_RAW DATA_
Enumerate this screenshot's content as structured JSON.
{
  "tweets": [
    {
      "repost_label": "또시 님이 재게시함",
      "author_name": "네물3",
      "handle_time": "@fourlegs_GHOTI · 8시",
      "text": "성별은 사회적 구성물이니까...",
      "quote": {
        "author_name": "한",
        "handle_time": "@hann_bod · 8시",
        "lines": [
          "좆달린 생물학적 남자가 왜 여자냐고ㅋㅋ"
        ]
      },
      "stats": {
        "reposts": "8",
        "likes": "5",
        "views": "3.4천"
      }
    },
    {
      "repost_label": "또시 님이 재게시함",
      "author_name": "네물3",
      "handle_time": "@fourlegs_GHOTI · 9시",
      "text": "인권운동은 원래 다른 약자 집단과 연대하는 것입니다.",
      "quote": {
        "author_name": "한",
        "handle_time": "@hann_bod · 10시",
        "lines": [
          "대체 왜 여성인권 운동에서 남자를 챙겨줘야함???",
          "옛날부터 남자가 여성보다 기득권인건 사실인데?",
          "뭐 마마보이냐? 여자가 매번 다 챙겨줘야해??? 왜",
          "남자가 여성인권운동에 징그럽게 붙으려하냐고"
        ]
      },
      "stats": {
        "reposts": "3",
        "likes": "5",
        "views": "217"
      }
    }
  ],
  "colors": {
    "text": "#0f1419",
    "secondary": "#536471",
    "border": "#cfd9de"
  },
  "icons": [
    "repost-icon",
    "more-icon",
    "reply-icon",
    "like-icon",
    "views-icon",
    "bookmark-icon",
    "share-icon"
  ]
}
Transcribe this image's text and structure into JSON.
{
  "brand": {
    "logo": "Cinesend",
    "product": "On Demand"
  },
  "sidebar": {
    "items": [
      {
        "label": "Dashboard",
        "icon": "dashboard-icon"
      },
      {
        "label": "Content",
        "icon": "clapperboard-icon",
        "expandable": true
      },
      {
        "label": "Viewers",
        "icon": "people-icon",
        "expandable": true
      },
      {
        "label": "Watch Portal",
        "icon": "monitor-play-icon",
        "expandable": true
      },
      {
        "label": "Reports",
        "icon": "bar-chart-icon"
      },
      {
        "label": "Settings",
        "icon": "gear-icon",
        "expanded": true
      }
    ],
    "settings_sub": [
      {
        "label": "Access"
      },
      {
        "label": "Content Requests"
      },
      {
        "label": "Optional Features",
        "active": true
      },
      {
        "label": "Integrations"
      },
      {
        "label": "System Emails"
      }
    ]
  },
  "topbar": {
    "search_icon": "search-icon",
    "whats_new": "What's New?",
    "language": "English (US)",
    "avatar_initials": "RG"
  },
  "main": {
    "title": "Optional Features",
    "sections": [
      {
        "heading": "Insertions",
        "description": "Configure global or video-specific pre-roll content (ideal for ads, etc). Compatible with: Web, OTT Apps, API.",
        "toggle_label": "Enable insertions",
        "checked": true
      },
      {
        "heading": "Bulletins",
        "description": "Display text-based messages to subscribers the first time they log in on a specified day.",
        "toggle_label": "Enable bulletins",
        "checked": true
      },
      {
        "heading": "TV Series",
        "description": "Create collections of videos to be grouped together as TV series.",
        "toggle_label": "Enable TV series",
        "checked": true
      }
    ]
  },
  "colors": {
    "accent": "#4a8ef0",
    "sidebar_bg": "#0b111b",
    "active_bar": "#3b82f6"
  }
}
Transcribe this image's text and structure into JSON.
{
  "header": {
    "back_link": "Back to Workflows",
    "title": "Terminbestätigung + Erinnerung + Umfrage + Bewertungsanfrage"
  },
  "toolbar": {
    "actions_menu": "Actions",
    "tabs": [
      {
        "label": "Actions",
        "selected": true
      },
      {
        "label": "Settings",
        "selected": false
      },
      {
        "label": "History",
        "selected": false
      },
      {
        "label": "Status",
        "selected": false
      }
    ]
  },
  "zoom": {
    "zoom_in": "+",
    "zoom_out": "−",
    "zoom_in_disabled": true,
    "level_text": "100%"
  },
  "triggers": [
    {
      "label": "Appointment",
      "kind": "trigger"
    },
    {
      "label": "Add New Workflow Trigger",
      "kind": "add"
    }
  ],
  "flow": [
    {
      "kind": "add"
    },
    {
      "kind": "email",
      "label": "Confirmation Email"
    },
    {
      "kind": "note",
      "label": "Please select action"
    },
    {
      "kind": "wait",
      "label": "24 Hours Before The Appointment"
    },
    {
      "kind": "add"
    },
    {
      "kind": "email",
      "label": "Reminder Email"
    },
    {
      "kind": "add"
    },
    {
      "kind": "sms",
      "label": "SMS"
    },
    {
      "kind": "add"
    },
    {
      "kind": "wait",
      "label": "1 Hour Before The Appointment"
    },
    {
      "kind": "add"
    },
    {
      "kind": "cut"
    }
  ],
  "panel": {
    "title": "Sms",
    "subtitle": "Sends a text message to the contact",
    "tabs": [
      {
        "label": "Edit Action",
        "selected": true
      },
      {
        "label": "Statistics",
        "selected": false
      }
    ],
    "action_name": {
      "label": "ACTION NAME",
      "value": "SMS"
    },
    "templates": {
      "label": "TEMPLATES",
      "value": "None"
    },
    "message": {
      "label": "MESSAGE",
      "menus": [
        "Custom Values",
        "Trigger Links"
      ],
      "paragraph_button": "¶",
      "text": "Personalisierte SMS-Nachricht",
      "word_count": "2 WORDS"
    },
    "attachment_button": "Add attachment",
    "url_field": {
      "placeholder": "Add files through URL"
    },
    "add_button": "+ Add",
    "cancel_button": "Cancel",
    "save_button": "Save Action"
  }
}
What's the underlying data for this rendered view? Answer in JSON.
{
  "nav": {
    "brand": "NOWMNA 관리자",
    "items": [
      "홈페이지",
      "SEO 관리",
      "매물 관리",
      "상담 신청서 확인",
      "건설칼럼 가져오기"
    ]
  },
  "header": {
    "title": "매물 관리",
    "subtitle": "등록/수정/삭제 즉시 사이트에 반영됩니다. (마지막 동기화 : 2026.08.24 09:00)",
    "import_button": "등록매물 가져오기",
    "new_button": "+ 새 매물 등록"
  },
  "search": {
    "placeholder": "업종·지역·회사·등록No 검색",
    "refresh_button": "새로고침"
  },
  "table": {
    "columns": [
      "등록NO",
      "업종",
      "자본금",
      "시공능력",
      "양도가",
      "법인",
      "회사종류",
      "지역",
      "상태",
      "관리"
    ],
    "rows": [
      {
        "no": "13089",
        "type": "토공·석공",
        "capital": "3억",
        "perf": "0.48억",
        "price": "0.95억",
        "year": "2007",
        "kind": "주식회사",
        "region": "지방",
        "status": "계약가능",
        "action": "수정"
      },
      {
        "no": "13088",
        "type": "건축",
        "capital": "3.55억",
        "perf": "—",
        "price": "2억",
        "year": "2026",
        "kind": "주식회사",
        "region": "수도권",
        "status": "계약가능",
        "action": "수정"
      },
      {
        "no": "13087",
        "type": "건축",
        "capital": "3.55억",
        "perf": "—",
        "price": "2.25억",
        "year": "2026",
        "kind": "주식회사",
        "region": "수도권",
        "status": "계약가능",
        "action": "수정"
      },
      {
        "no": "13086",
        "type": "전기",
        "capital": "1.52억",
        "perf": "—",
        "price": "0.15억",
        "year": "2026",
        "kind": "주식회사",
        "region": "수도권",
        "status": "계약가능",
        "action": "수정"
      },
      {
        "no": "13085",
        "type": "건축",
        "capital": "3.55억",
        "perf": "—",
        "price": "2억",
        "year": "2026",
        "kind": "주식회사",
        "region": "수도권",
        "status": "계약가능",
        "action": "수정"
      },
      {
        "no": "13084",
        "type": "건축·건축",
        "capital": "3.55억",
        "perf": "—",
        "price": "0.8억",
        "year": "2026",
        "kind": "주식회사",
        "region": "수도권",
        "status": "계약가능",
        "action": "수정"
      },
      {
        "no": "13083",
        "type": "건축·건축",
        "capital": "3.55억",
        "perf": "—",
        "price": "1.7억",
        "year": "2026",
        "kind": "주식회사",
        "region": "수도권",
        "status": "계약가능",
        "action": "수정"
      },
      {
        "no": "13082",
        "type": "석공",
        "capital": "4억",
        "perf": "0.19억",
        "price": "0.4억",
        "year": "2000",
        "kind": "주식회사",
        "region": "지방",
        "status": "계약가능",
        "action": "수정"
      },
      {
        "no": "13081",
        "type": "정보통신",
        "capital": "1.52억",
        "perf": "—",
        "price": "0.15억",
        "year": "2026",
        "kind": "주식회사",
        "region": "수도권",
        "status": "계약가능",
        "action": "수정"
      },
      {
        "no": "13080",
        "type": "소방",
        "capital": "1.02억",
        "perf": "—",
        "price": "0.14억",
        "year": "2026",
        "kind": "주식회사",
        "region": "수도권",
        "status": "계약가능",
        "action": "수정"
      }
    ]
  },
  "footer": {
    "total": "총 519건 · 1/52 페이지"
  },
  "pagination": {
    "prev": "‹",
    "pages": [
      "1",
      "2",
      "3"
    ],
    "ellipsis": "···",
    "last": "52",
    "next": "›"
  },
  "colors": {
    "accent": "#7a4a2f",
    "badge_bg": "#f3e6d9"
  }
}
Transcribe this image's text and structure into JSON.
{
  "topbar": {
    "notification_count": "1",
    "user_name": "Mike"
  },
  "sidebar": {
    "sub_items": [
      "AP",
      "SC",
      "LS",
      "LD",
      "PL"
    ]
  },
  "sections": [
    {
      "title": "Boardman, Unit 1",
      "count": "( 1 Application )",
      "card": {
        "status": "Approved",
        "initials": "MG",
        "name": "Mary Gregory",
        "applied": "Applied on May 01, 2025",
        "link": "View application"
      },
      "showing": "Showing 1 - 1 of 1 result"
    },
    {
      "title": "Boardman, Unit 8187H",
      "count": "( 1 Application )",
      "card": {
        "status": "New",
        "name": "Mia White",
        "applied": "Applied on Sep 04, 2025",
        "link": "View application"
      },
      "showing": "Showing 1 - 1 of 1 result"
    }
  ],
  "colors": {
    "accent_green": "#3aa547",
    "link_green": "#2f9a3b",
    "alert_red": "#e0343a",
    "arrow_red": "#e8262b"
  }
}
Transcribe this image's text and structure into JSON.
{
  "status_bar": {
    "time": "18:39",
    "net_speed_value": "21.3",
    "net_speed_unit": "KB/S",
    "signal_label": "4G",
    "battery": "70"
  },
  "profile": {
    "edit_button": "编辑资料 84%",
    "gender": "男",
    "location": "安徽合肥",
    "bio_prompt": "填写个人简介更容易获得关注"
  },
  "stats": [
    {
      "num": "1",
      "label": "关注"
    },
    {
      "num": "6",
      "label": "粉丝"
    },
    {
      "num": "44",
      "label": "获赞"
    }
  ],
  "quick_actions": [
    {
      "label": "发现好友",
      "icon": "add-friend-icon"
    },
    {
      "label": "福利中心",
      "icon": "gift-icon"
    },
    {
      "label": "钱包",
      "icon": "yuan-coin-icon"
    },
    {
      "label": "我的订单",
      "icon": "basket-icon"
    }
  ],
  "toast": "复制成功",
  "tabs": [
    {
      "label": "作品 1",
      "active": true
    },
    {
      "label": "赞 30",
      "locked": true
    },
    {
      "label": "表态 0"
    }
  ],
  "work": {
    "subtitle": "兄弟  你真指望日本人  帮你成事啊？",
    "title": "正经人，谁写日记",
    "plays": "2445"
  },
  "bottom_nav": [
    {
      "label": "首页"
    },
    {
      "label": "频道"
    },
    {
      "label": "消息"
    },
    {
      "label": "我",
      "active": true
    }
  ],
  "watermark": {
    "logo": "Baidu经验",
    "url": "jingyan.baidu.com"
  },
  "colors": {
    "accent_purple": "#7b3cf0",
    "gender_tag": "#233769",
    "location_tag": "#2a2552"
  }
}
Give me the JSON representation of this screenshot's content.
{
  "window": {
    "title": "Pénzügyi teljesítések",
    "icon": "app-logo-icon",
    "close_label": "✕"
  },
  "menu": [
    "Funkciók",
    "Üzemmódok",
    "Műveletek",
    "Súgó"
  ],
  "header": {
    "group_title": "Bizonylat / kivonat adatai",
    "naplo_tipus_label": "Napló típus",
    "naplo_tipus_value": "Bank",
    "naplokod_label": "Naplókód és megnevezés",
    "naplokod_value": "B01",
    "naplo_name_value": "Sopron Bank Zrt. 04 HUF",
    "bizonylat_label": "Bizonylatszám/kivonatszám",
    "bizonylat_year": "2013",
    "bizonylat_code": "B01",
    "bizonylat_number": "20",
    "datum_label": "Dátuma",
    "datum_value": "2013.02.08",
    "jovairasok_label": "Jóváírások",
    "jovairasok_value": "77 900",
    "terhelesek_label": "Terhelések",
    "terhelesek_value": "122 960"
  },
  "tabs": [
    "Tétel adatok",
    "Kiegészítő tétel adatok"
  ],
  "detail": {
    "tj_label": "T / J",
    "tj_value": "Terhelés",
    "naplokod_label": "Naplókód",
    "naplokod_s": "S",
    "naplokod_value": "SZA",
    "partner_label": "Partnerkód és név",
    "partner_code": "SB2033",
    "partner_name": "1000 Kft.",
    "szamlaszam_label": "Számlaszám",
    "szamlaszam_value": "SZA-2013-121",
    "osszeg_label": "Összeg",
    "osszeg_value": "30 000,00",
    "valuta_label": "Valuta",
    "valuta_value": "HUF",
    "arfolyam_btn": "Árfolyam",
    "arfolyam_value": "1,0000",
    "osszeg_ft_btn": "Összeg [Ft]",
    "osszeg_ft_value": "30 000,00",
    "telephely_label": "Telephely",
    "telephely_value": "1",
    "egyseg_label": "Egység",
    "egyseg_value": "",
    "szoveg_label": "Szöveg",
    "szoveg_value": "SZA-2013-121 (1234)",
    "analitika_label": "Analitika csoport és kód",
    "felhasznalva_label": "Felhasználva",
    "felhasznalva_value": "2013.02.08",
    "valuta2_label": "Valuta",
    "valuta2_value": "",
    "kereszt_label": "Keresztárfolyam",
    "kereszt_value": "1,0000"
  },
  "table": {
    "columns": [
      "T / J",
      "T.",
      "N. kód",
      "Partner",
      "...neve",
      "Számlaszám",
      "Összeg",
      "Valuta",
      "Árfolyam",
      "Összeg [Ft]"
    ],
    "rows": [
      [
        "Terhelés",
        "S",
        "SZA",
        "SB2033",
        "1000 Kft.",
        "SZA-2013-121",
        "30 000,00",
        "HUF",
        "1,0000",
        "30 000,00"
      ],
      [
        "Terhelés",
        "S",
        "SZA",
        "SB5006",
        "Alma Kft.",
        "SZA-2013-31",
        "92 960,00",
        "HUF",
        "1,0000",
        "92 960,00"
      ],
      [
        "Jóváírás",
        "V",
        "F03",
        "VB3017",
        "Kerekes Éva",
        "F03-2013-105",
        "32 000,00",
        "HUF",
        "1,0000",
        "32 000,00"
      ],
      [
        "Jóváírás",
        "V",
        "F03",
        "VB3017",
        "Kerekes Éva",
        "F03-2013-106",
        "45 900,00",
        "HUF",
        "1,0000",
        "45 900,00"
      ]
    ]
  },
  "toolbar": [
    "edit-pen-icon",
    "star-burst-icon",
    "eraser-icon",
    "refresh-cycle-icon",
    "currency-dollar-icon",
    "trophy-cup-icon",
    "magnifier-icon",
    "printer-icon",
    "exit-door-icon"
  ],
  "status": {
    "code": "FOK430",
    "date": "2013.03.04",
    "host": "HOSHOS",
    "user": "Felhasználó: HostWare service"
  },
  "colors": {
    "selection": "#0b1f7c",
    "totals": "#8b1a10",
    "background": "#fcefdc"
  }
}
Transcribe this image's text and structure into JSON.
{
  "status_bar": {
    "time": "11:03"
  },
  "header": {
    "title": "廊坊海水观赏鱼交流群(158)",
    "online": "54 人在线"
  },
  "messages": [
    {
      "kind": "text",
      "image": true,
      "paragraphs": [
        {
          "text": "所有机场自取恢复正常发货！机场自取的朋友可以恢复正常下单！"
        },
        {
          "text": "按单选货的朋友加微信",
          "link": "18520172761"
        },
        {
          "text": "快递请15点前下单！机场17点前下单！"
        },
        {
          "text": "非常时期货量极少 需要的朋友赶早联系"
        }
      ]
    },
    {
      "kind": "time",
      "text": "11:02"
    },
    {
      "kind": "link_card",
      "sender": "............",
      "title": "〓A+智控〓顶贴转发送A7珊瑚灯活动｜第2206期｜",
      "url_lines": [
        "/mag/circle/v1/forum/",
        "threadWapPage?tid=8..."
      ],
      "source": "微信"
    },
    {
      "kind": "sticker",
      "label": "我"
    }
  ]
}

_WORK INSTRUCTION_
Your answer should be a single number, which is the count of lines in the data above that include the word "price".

_SOLUTION FOR THIS PROBLEM_
10